Grain free dog food IS a marketing gold mine for many dog food manufacturers in response to skin problems from food allergies. It seems logical that wild dogs did not evolve eating grains, its not a food they are adapted to. On the other hand, they did not eat sweet potatoes and peas in the ancient past either, and these are the carbohydrate base of many grain free dog foods.
I spent a fortune over the past years on Earthborn Coastal Catch and Primitive grain free dog food for my dobes. Their skin itching was not, as it turns out, from food allergies but from living in a tropical climate the first four years of their lives. Their 'allergies" went away completely when we moved to a drier climate.

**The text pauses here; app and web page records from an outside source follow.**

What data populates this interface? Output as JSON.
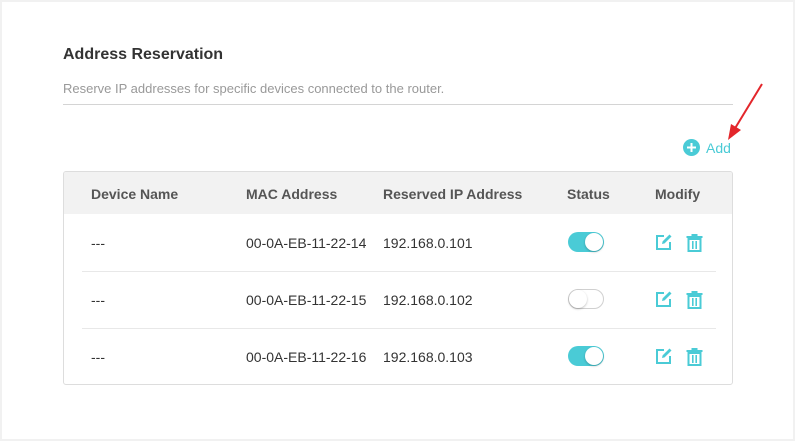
{
  "section": {
    "title": "Address Reservation",
    "subtitle": "Reserve IP addresses for specific devices connected to the router."
  },
  "actions": {
    "add_label": "Add",
    "add_icon": "plus-circle-icon",
    "annotation_icon": "red-arrow-icon"
  },
  "table": {
    "headers": [
      "Device Name",
      "MAC Address",
      "Reserved IP Address",
      "Status",
      "Modify"
    ],
    "rows": [
      {
        "device": "---",
        "mac": "00-0A-EB-11-22-14",
        "ip": "192.168.0.101",
        "status": "on"
      },
      {
        "device": "---",
        "mac": "00-0A-EB-11-22-15",
        "ip": "192.168.0.102",
        "status": "off"
      },
      {
        "device": "---",
        "mac": "00-0A-EB-11-22-16",
        "ip": "192.168.0.103",
        "status": "on"
      }
    ],
    "modify_icons": [
      "edit-icon",
      "trash-icon"
    ]
  },
  "colors": {
    "accent": "#4acbd6",
    "annotation_arrow": "#e3262b",
    "title_text": "#333333",
    "muted_text": "#999999"
  }
}
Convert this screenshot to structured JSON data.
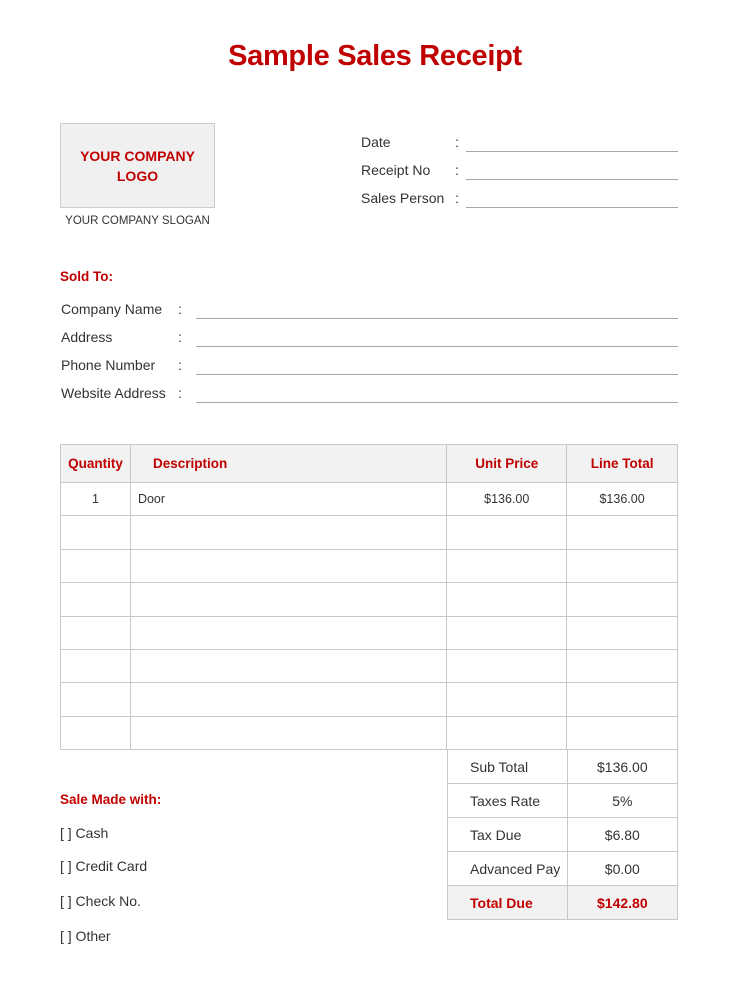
{
  "title": "Sample Sales Receipt",
  "company": {
    "logo_text": "YOUR COMPANY LOGO",
    "slogan": "YOUR COMPANY SLOGAN"
  },
  "receipt_info": [
    {
      "label": "Date",
      "value": ""
    },
    {
      "label": "Receipt No",
      "value": ""
    },
    {
      "label": "Sales Person",
      "value": ""
    }
  ],
  "sold_to": {
    "heading": "Sold To:",
    "fields": [
      {
        "label": "Company Name",
        "value": ""
      },
      {
        "label": "Address",
        "value": ""
      },
      {
        "label": "Phone Number",
        "value": ""
      },
      {
        "label": "Website Address",
        "value": ""
      }
    ]
  },
  "colon": ":",
  "items_table": {
    "headers": [
      "Quantity",
      "Description",
      "Unit Price",
      "Line Total"
    ],
    "rows": [
      [
        "1",
        "Door",
        "$136.00",
        "$136.00"
      ],
      [
        "",
        "",
        "",
        ""
      ],
      [
        "",
        "",
        "",
        ""
      ],
      [
        "",
        "",
        "",
        ""
      ],
      [
        "",
        "",
        "",
        ""
      ],
      [
        "",
        "",
        "",
        ""
      ],
      [
        "",
        "",
        "",
        ""
      ],
      [
        "",
        "",
        "",
        ""
      ]
    ]
  },
  "summary": [
    {
      "label": "Sub Total",
      "value": "$136.00"
    },
    {
      "label": "Taxes Rate",
      "value": "5%"
    },
    {
      "label": "Tax Due",
      "value": "$6.80"
    },
    {
      "label": "Advanced Pay",
      "value": "$0.00"
    },
    {
      "label": "Total Due",
      "value": "$142.80"
    }
  ],
  "payment": {
    "heading": "Sale Made with:",
    "options": [
      "[ ] Cash",
      "[ ] Credit Card",
      "[ ] Check No.",
      "[ ] Other"
    ]
  },
  "colors": {
    "accent": "#c00000",
    "header_fill": "#f2f2f2",
    "border": "#c8c8c8"
  }
}
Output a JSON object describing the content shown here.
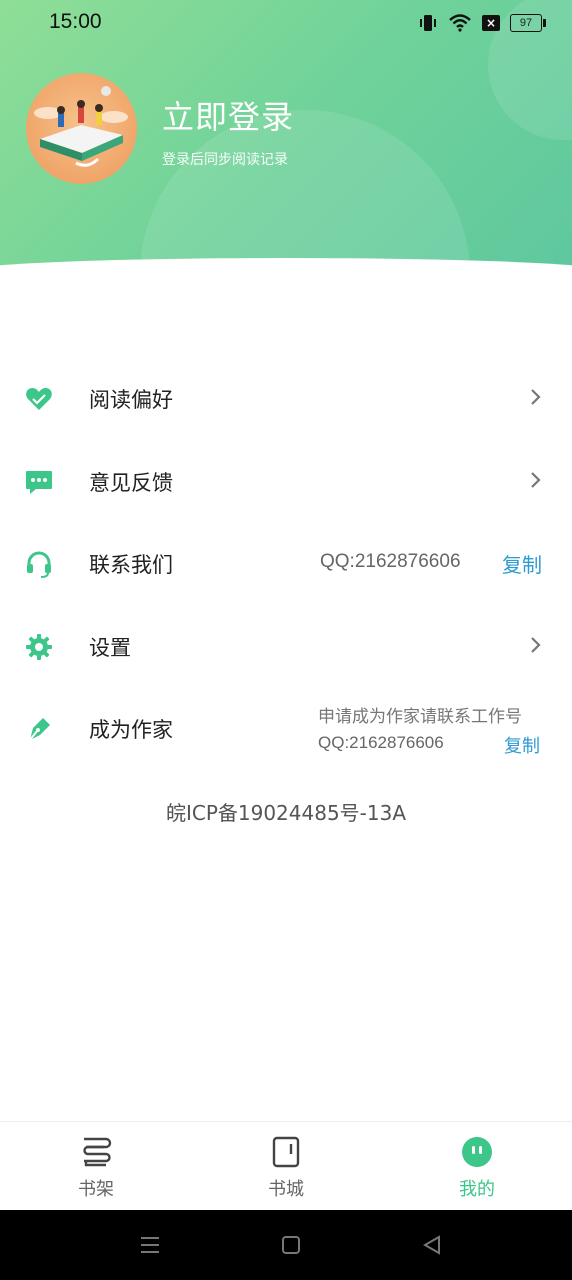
{
  "status_bar": {
    "time": "15:00",
    "battery": "97",
    "icons": [
      "vibrate-icon",
      "wifi-icon",
      "no-sim-icon",
      "battery-icon"
    ]
  },
  "profile": {
    "title": "立即登录",
    "subtitle": "登录后同步阅读记录"
  },
  "menu": [
    {
      "label": "阅读偏好",
      "icon": "heart-icon"
    },
    {
      "label": "意见反馈",
      "icon": "chat-bubble-icon"
    },
    {
      "label": "联系我们",
      "icon": "headset-icon",
      "qq": "QQ:2162876606",
      "copy": "复制"
    },
    {
      "label": "设置",
      "icon": "gear-icon"
    },
    {
      "label": "成为作家",
      "icon": "pen-icon",
      "note": "申请成为作家请联系工作号",
      "qq": "QQ:2162876606",
      "copy": "复制"
    }
  ],
  "icp": "皖ICP备19024485号-13A",
  "tabs": [
    {
      "label": "书架",
      "icon": "bookshelf-icon"
    },
    {
      "label": "书城",
      "icon": "bookstore-icon"
    },
    {
      "label": "我的",
      "icon": "profile-face-icon",
      "active": true
    }
  ],
  "colors": {
    "accent": "#3cc68a",
    "link": "#2d9ad3",
    "header_start": "#8fde96",
    "header_end": "#5ec79f"
  }
}
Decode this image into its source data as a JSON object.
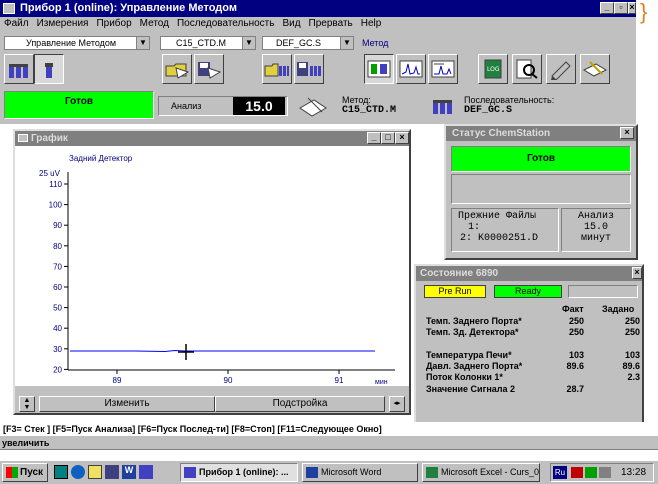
{
  "window": {
    "title": "Прибор 1 (online): Управление Методом"
  },
  "menu": [
    "Файл",
    "Измерения",
    "Прибор",
    "Метод",
    "Последовательность",
    "Вид",
    "Прервать",
    "Help"
  ],
  "toolbar": {
    "view_select": "Управление Методом",
    "method_select": "C15_CTD.M",
    "sequence_select": "DEF_GC.S",
    "method_label": "Метод"
  },
  "status": {
    "state": "Готов",
    "analysis_label": "Анализ",
    "analysis_value": "15.0",
    "method_label": "Метод:",
    "method_value": "C15_CTD.M",
    "sequence_label": "Последовательность:",
    "sequence_value": "DEF_GC.S"
  },
  "graph": {
    "title": "График",
    "detector_label": "Задний Детектор",
    "y_unit": "25 uV",
    "y_ticks": [
      "110",
      "100",
      "90",
      "80",
      "70",
      "60",
      "50",
      "40",
      "30",
      "20"
    ],
    "x_ticks": [
      "89",
      "90",
      "91"
    ],
    "x_unit": "мин",
    "btn_change": "Изменить",
    "btn_adjust": "Подстройка"
  },
  "chemstation": {
    "title": "Статус ChemStation",
    "state": "Готов",
    "prev_files_label": "Прежние Файлы",
    "file1": "1:",
    "file2": "2: K0000251.D",
    "analysis_label": "Анализ",
    "analysis_value": "15.0",
    "analysis_unit": "минут"
  },
  "gc": {
    "title": "Состояние 6890",
    "prerun": "Pre Run",
    "ready": "Ready",
    "col_fact": "Факт",
    "col_set": "Задано",
    "rows": [
      {
        "label": "Темп. Заднего Порта*",
        "fact": "250",
        "set": "250"
      },
      {
        "label": "Темп. Зд. Детектора*",
        "fact": "250",
        "set": "250"
      },
      {
        "label": "Температура Печи*",
        "fact": "103",
        "set": "103"
      },
      {
        "label": "Давл. Заднего Порта*",
        "fact": "89.6",
        "set": "89.6"
      },
      {
        "label": "Поток Колонки 1*",
        "fact": "",
        "set": "2.3"
      },
      {
        "label": "Значение Сигнала 2",
        "fact": "28.7",
        "set": ""
      }
    ]
  },
  "fkeys": "[F3= Стек ]  [F5=Пуск Анализа]  [F6=Пуск Послед-ти]  [F8=Стоп]  [F11=Следующее Окно]",
  "hint": "увеличить",
  "taskbar": {
    "start": "Пуск",
    "items": [
      "Прибор 1 (online): ...",
      "Microsoft Word",
      "Microsoft Excel - Curs_0..."
    ],
    "time": "13:28"
  },
  "colors": {
    "green": "#00ff00",
    "yellow": "#ffff00",
    "navy": "#000080",
    "trace": "#0000ff"
  }
}
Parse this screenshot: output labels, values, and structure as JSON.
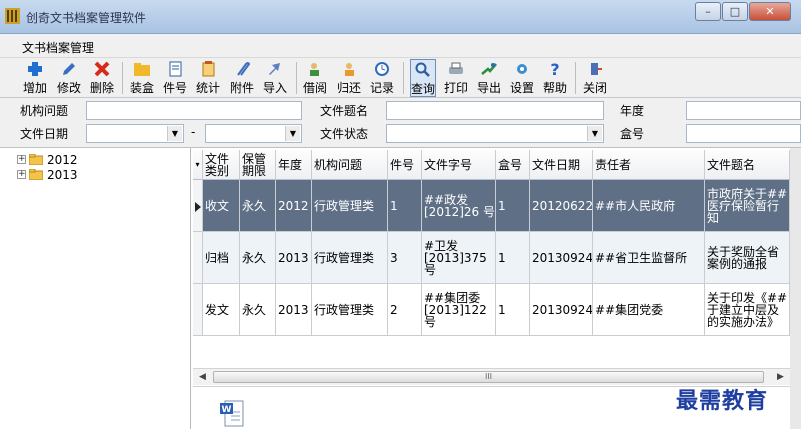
{
  "window": {
    "title": "创奇文书档案管理软件",
    "minimize": "–",
    "maximize": "□",
    "close": "✕"
  },
  "menu": {
    "label": "文书档案管理"
  },
  "toolbar": {
    "add": "增加",
    "edit": "修改",
    "delete": "删除",
    "box": "装盒",
    "item_no": "件号",
    "stats": "统计",
    "attach": "附件",
    "import": "导入",
    "borrow": "借阅",
    "return": "归还",
    "record": "记录",
    "query": "查询",
    "print": "打印",
    "export": "导出",
    "settings": "设置",
    "help": "帮助",
    "close": "关闭"
  },
  "filters": {
    "org_issue_label": "机构问题",
    "file_title_label": "文件题名",
    "year_label": "年度",
    "file_date_label": "文件日期",
    "file_status_label": "文件状态",
    "box_no_label": "盒号",
    "dash": "-"
  },
  "tree": {
    "items": [
      {
        "label": "2012"
      },
      {
        "label": "2013"
      }
    ]
  },
  "table": {
    "headers": [
      "文件类别",
      "保管期限",
      "年度",
      "机构问题",
      "件号",
      "文件字号",
      "盒号",
      "文件日期",
      "责任者",
      "文件题名"
    ],
    "rows": [
      [
        "收文",
        "永久",
        "2012",
        "行政管理类",
        "1",
        "##政发 [2012]26 号",
        "1",
        "20120622",
        "##市人民政府",
        "市政府关于## 医疗保险暂行 知"
      ],
      [
        "归档",
        "永久",
        "2013",
        "行政管理类",
        "3",
        "#卫发 [2013]375 号",
        "1",
        "20130924",
        "##省卫生监督所",
        "关于奖励全省 案例的通报"
      ],
      [
        "发文",
        "永久",
        "2013",
        "行政管理类",
        "2",
        "##集团委 [2013]122 号",
        "1",
        "20130924",
        "##集团党委",
        "关于印发《## 于建立中层及 的实施办法》"
      ]
    ]
  },
  "scroll": {
    "thumb_grip": "III"
  },
  "watermark": "最需教育",
  "colors": {
    "selected_row": "#5e6f86",
    "title_bar": "#b7cde8",
    "watermark": "#1e3fa0"
  }
}
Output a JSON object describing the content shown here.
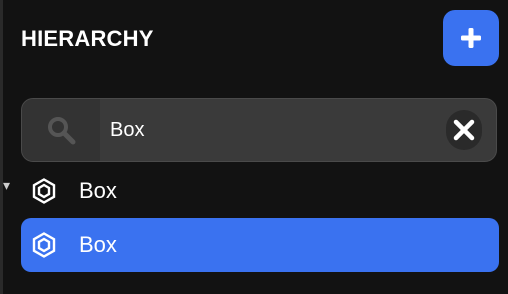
{
  "header": {
    "title": "HIERARCHY",
    "add_icon": "plus-icon"
  },
  "search": {
    "value": "Box",
    "search_icon": "search-icon",
    "clear_icon": "close-icon"
  },
  "tree": {
    "items": [
      {
        "label": "Box",
        "icon": "object-icon",
        "selected": false
      },
      {
        "label": "Box",
        "icon": "object-icon",
        "selected": true
      }
    ]
  },
  "colors": {
    "background": "#121212",
    "accent": "#3a72f0",
    "search_bg": "#3a3a3a"
  }
}
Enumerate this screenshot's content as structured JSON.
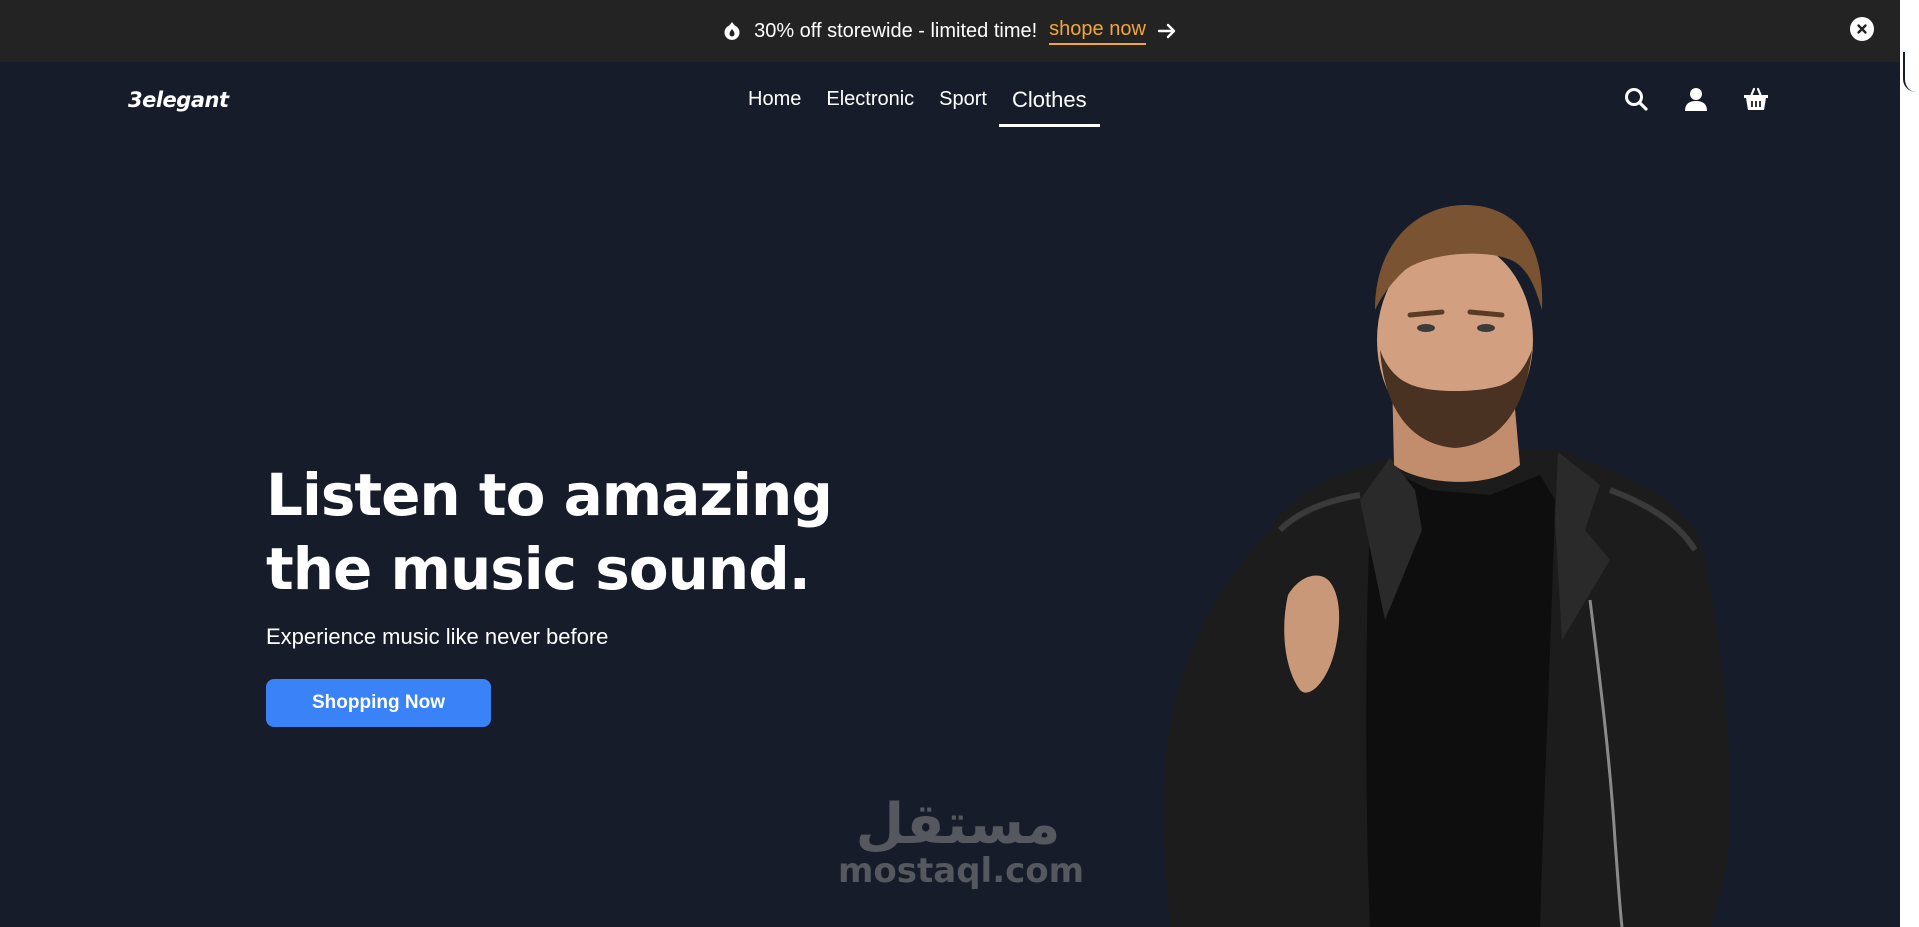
{
  "promo": {
    "text": "30% off storewide - limited time!",
    "link_label": "shope now",
    "fire_icon": "fire-icon",
    "arrow_icon": "arrow-right-icon",
    "close_icon": "close-icon",
    "link_color": "#f2a636"
  },
  "navbar": {
    "logo": "3elegant",
    "links": [
      {
        "label": "Home",
        "active": false
      },
      {
        "label": "Electronic",
        "active": false
      },
      {
        "label": "Sport",
        "active": false
      },
      {
        "label": "Clothes",
        "active": true
      }
    ],
    "icons": [
      "search-icon",
      "user-icon",
      "basket-icon"
    ]
  },
  "hero": {
    "title_line1": "Listen to amazing",
    "title_line2": "the music sound.",
    "subtitle": "Experience music like never before",
    "button_label": "Shopping Now",
    "button_color": "#3a82f7",
    "image": "man in black leather jacket"
  },
  "watermark": {
    "arabic": "مستقل",
    "latin": "mostaql.com"
  },
  "colors": {
    "background": "#161c29",
    "promo_bar": "#232323"
  }
}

I don’t think that grain free or grain based is the issue. What matters is the quality of the food in the bag. Remember, dog food began as a marketing solution to the costs imposed on multinational corporations by the prohibition against selling moldy, expired, and spoiled vegetables and meat for human consumption. Instead they created dog food and marketed it as something good for your dog. Nothing has changed. In fact, it has gotten worse. Nowadays all those vitamins and supplemental goodies in the dog food, which the manufacturers claim is there to help your dog grow and live a healthier life, are synthetic. Many, like vitamin E, are actually produced from petrochemicals, they are not natural. These synthetic supplements are now coming under suspicion of being carcinogenic, too. And this on top of the carcinogenic properties of moldy grains due to aflatoxin.
A whole industry has been built around perceived differences in dog food quality. For example, look at: Dog Food Analysis - Reviews of kibble https://www.whole-dog-journal.com
You will see that Eukanuba has a very bad reputation among those who evaluate dog food its quality. But I don’t believe the brand of dog food really matters except, perhaps at the extreme end of the quality scale. The real question is, does feeding your dog processed food with a three year shelf life improve or diminish the health of your dog? (Or you, for that matter, in the case of people food). I think we all know the answer to this on an intuitive level, at least. Yet we continue buying processed dog food because it is convenient. We like the reassurance given to us by marketers that we are feeding our dogs healthfully right out of a bag. But is it true?
Personally, going forward, I just replicate the ingredients in the “healthy” dog food in real, fresh form, which will reduce my cost by 60%, and the dog will be happier and I hope healthier. Throw in some bones once in awhile, and all should be good. It’s more work, but isn’t a Dobe worth it?